» What the task requires
What is needed is the number of lines in the data below that include "label", stated by itself.

» Records from a data source
========================

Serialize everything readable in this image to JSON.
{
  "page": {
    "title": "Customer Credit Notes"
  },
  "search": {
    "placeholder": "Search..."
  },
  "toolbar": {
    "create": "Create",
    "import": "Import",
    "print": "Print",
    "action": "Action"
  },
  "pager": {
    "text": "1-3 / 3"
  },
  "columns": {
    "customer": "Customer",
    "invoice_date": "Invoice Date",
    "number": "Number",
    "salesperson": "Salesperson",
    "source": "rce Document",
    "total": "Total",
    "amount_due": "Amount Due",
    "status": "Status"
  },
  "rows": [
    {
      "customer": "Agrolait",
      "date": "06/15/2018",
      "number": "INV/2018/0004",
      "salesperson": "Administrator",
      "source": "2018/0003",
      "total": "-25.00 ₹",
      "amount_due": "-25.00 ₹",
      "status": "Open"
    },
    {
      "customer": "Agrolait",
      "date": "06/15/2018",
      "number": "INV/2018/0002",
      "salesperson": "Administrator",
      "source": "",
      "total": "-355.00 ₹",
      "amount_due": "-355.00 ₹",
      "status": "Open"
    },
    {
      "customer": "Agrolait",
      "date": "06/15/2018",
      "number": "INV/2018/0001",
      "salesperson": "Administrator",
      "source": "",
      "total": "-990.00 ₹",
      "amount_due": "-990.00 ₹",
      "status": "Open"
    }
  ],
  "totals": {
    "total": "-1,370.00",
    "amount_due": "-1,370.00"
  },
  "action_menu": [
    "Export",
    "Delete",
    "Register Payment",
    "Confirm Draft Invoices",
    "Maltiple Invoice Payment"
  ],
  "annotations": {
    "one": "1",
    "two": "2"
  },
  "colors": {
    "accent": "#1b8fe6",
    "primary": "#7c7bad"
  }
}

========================

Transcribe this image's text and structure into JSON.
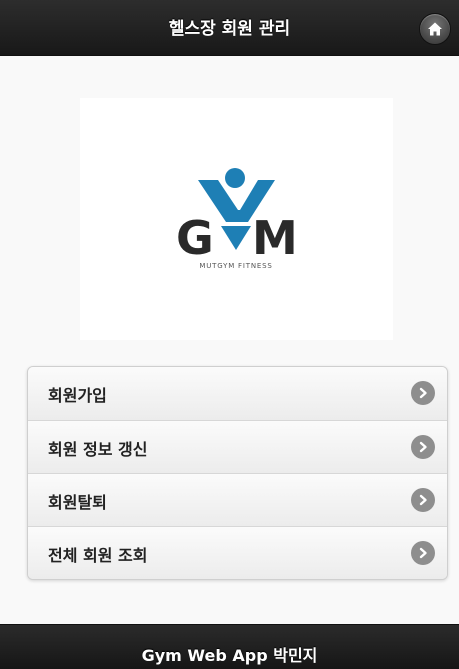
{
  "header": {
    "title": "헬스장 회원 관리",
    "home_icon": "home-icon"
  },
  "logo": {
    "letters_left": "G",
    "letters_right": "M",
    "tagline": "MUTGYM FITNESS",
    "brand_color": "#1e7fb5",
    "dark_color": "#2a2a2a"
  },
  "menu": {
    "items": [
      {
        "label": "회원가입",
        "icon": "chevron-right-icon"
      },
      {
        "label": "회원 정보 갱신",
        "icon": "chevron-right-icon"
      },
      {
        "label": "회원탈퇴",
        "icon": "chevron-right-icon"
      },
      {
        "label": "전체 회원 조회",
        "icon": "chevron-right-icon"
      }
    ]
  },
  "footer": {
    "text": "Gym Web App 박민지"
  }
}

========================

» Task solution
4